Once I made up my mind I realized I did over think a lot of my internal struggles. My manager and VP, while disappointed that I was thinking of moving on, were supportive since I was looking internally. My peers were also supportive in the move and offered to help with the transition plan. My family of course was behind me in any decision I was going to make as long as I thought it was the right one. There was still the question of being able to do the job at this point.
The Waiting Period
At this point the wheels were in motion, interview completed and I had a verbal offer. Then there was this long period of waiting for the offer letter. I understand in large companies the approval process can get held up. This is where I felt the most anxiety as I did not have anything in writing and didn’t officially know if I got the job. I learned a long time ago that nothing is official unless it is in writing. I kept thinking ‘what if I do not get this role and my current managers are already writing me off since I want to move on?’ It was an uncomfortable period for me, but the offer finally came and I was definitely relieved.
My first order of business was to make sure I began working with the person stepping into my role. I had a process in place to make sure my team ran as smoothly as possible. I wanted to make sure to take the time and teach them and sit in while this person ran a few of the meetings. This happened rather smoothly and I was confident that when I stepped away I would be able to concentrate fully on my new responsibilities.
I was fortunate enough that when I began learning my new role as Solutions Architect I happened to be working with a close colleague who had trained me when I first joined the company. This goes to show how powerful relationships can be, and how it’s very important to maintain relationships and never burn bridges. He invited me to all of his meetings right away during this transition phase. If I could, I sat in on these calls. He would send me over all the material I needed accomplish at my job. I was also given access to use our internal barge tool to listen in on sales calls. This was an amazing tool to be able to ramp into a new role. I was able to listen in on the folks having the phone calls that I would be, working with to learn their different ways.
A New Job
When I was thinking more about this role after training for the first two weeks I realized that this was the right decision. Coming from Operations I had the correct skill set to be successful. It was as simple as knowing our product and speaking about it to prospects. I still have a lot to learn in my delivery and tailoring it to different people and industries. However, this is why people should move forward in new roles and experiences. You do not want to stay complacent. You want to continue growing, learning, and move forward in your career.

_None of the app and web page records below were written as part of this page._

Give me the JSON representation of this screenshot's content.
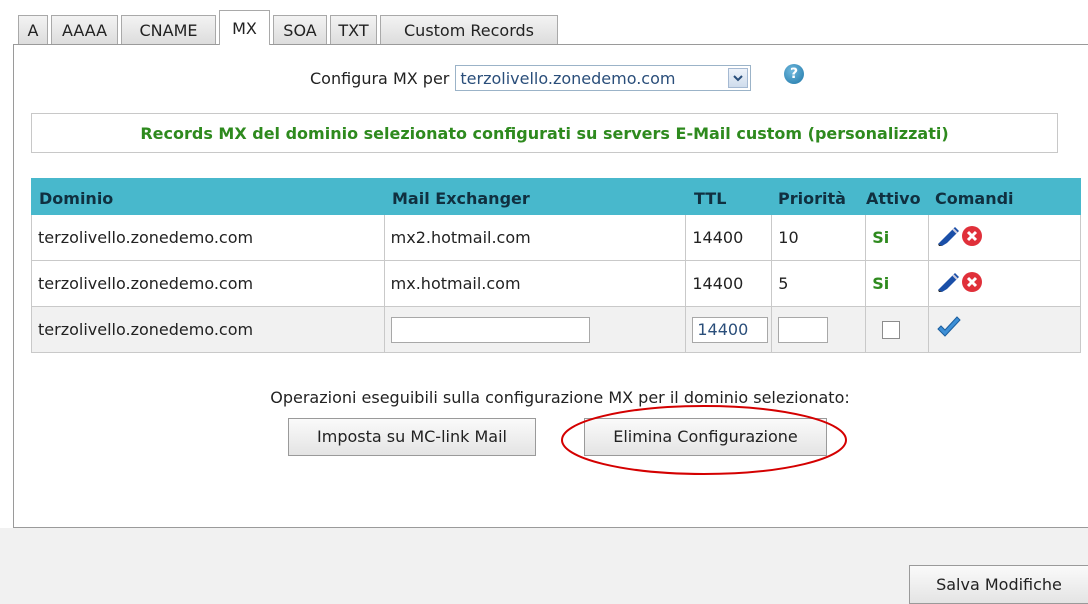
{
  "tabs": [
    {
      "label": "A"
    },
    {
      "label": "AAAA"
    },
    {
      "label": "CNAME"
    },
    {
      "label": "MX",
      "active": true
    },
    {
      "label": "SOA"
    },
    {
      "label": "TXT"
    },
    {
      "label": "Custom Records"
    }
  ],
  "config": {
    "label": "Configura MX per",
    "selected_domain": "terzolivello.zonedemo.com"
  },
  "info_message": "Records MX del dominio selezionato configurati su servers E-Mail custom (personalizzati)",
  "table": {
    "headers": {
      "domain": "Dominio",
      "exchanger": "Mail Exchanger",
      "ttl": "TTL",
      "priority": "Priorità",
      "active": "Attivo",
      "commands": "Comandi"
    },
    "rows": [
      {
        "domain": "terzolivello.zonedemo.com",
        "exchanger": "mx2.hotmail.com",
        "ttl": "14400",
        "priority": "10",
        "active": "Si"
      },
      {
        "domain": "terzolivello.zonedemo.com",
        "exchanger": "mx.hotmail.com",
        "ttl": "14400",
        "priority": "5",
        "active": "Si"
      }
    ],
    "new_row": {
      "domain": "terzolivello.zonedemo.com",
      "exchanger_value": "",
      "ttl_value": "14400",
      "priority_value": "",
      "active_checked": false
    }
  },
  "operations": {
    "text": "Operazioni eseguibili sulla configurazione MX per il dominio selezionato:",
    "set_mclink_label": "Imposta su MC-link Mail",
    "delete_config_label": "Elimina Configurazione"
  },
  "footer": {
    "save_label": "Salva Modifiche"
  },
  "colors": {
    "header_bg": "#48b8cc",
    "info_text": "#2e8a1e",
    "highlight": "#d40000"
  }
}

Moving roles at any point in one’s career can be challenging and stressful. A couple of take aways I got from this experience are the following:
-Understand why you want to make a change. Are you running towards something or running away from something?
-Be open and honest with your higher ups and explain why you want to make a change. If you do not feel you can be honest with them why would you stay with the company?
-Come up with a well thought out transition plan and execute it. Do not cut corners here, it can come back to bite you.
-Hold dear to the relationships you make in the company at any point in your career there. You never know when you will need to rely on them to success in your current or new roles.